If hundreds and hundreds of teddy bears can’t bring down Europe’s last dictatorship, what can?
It was July 4 this year when a horde of plush toys fell from the sky and onto the streets in the Belarussian capital city of Minsk. Each fuzzy bear had a small parachute, and they all carried placards with phrases in support of free speech and human rights.
The stuffed animals had plenty to be mad about. In the former Soviet state of Belarus, elections are rigged. The executive branch, with President Alexander Lukashenko at the helm, wields near-complete control over the country. Protests are banned, and the media is stifled. Opposition activists languish alongside convicted criminals in brutally administrated prisons. Human rights violations are rampant, and they are often carried out by the central government’s security agency, which is still referred to as the KGB.
In mounting their collective protest, the teddy bears didn’t act alone. They were outfitted by a team of three Swedish activists, two of whom risked death to fly a tiny airplane into Belarussian airspace and toss the toys overboard. The Swedes were over Belarus for little more than an hour before flying back to their home country, miraculously unmolested.
Lukashenko, often referred to as Europe’s last dictator, at first denied the incident had ever occurred. It was an embarrassment for the heavily policed country, which happens to be highly protective of its airspace.
But as video surfaced of the incident, the administration had to own up to the security breach. The president angrily sacked both the head of the air force and the head of the border services.
Addressing the incoming head of border services, Lukashenko did not mince words.
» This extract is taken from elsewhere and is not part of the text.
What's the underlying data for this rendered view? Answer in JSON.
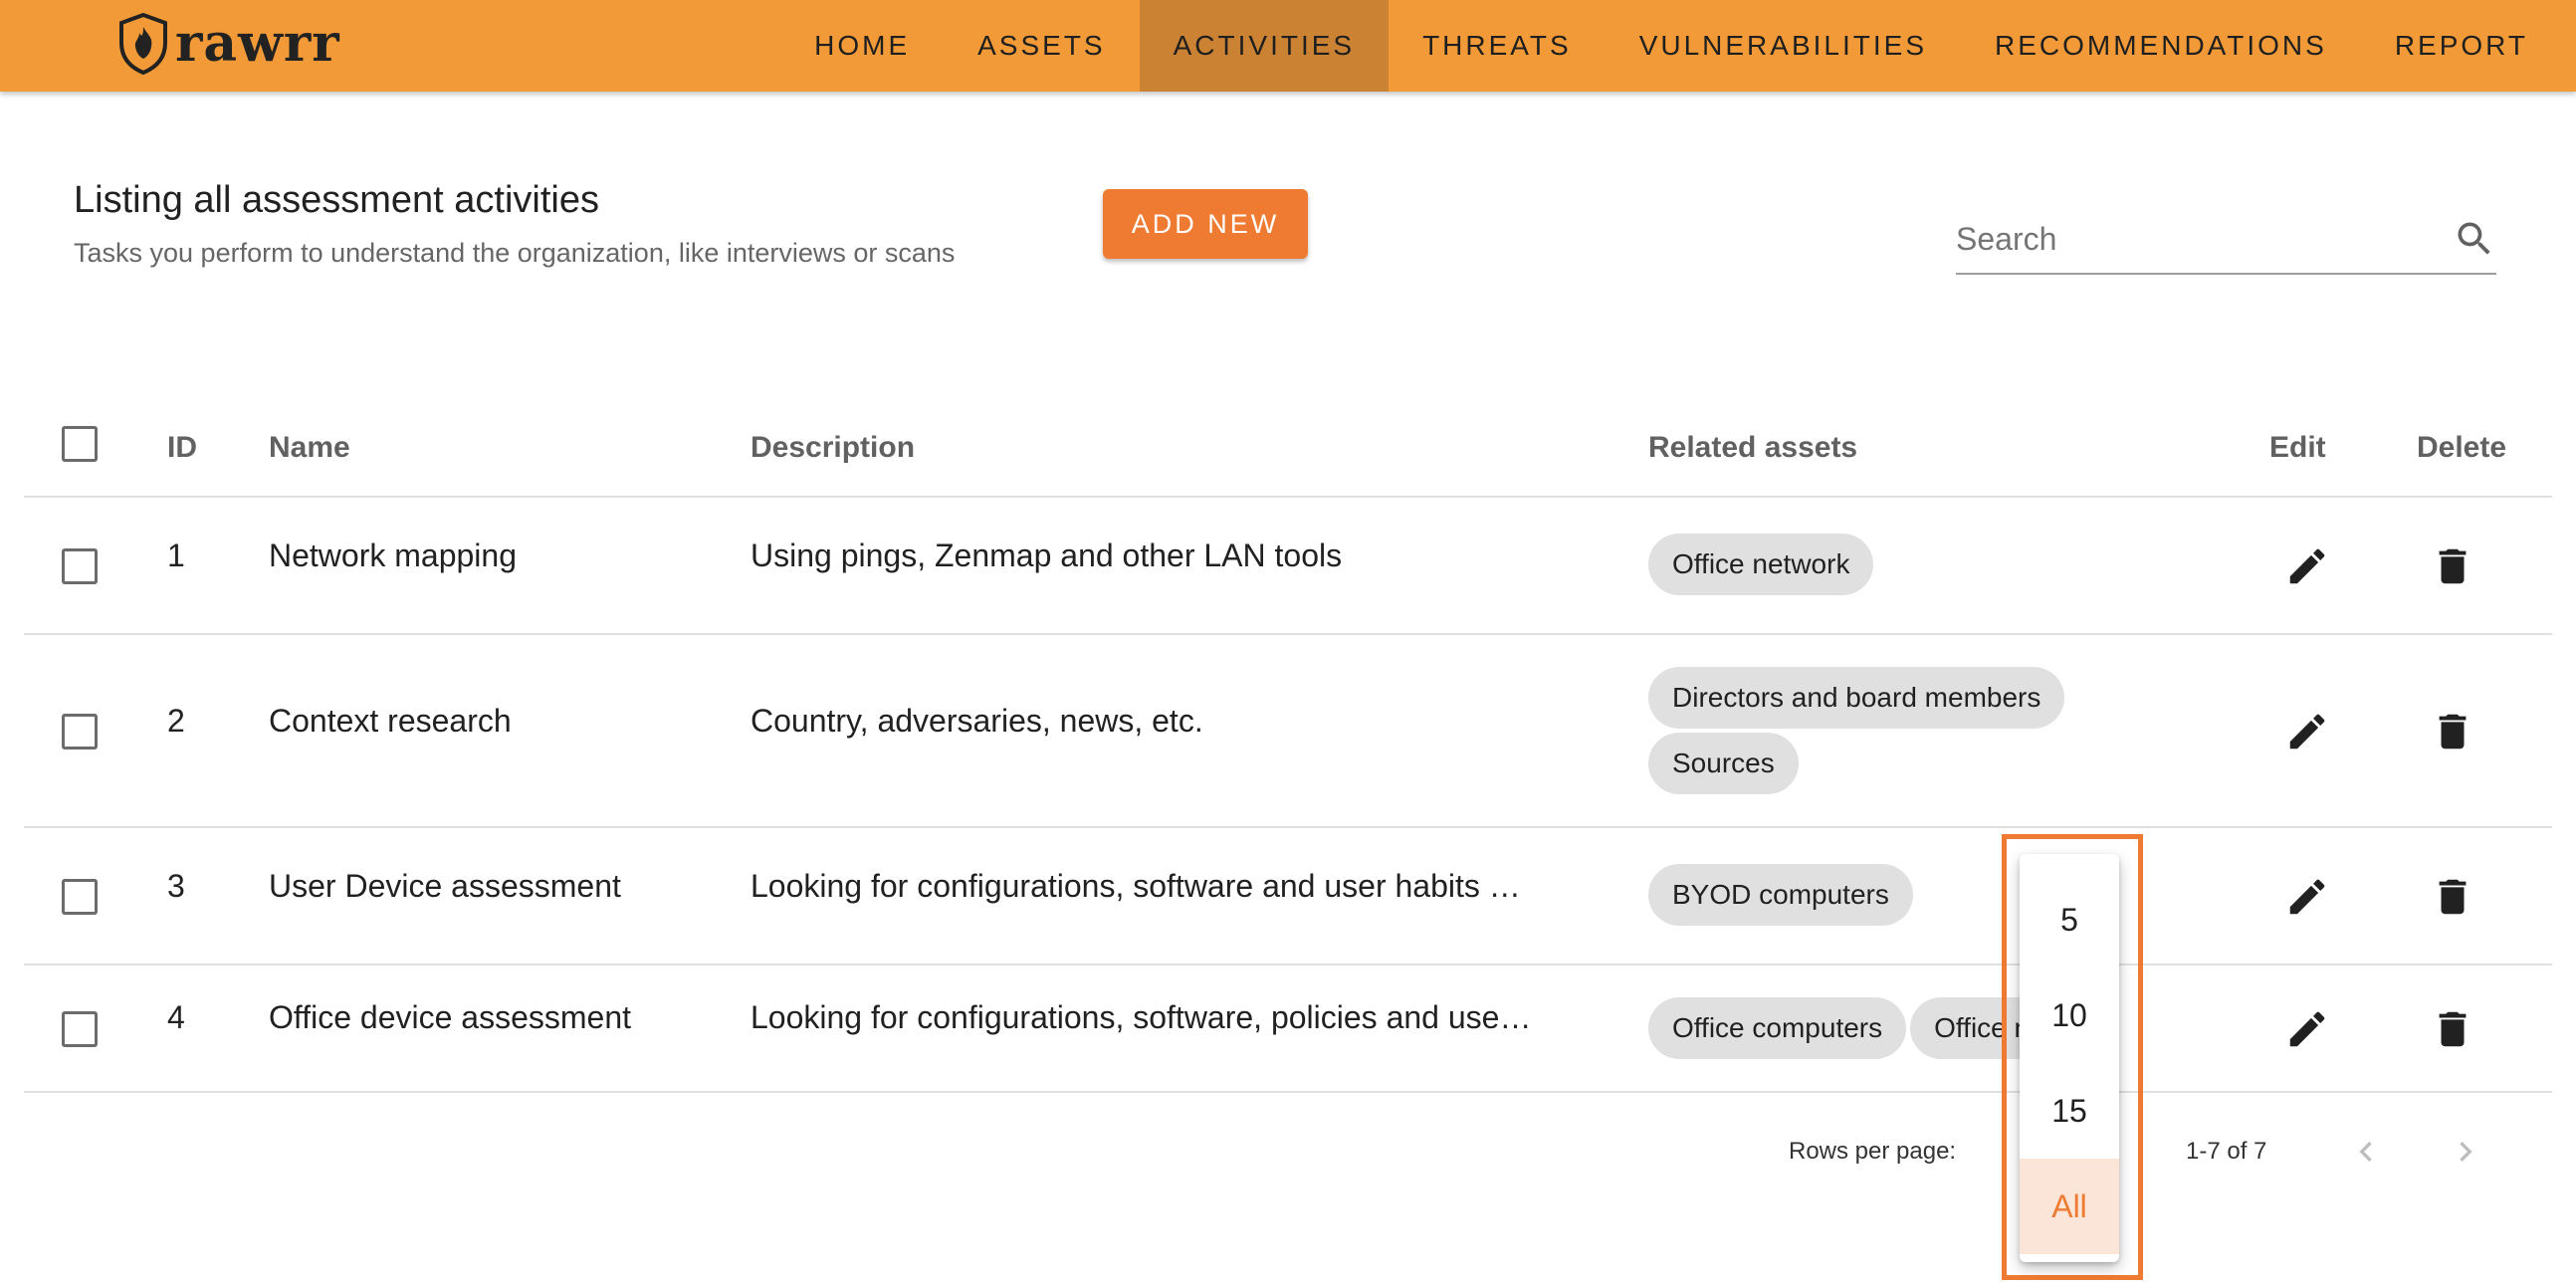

“Unlawful violations of state borders must not be allowed,” he said, according to Reuters. “They must be stopped by all force and means, including weapons, regardless of anything. The border guards must prove their loyalty to the fatherland.”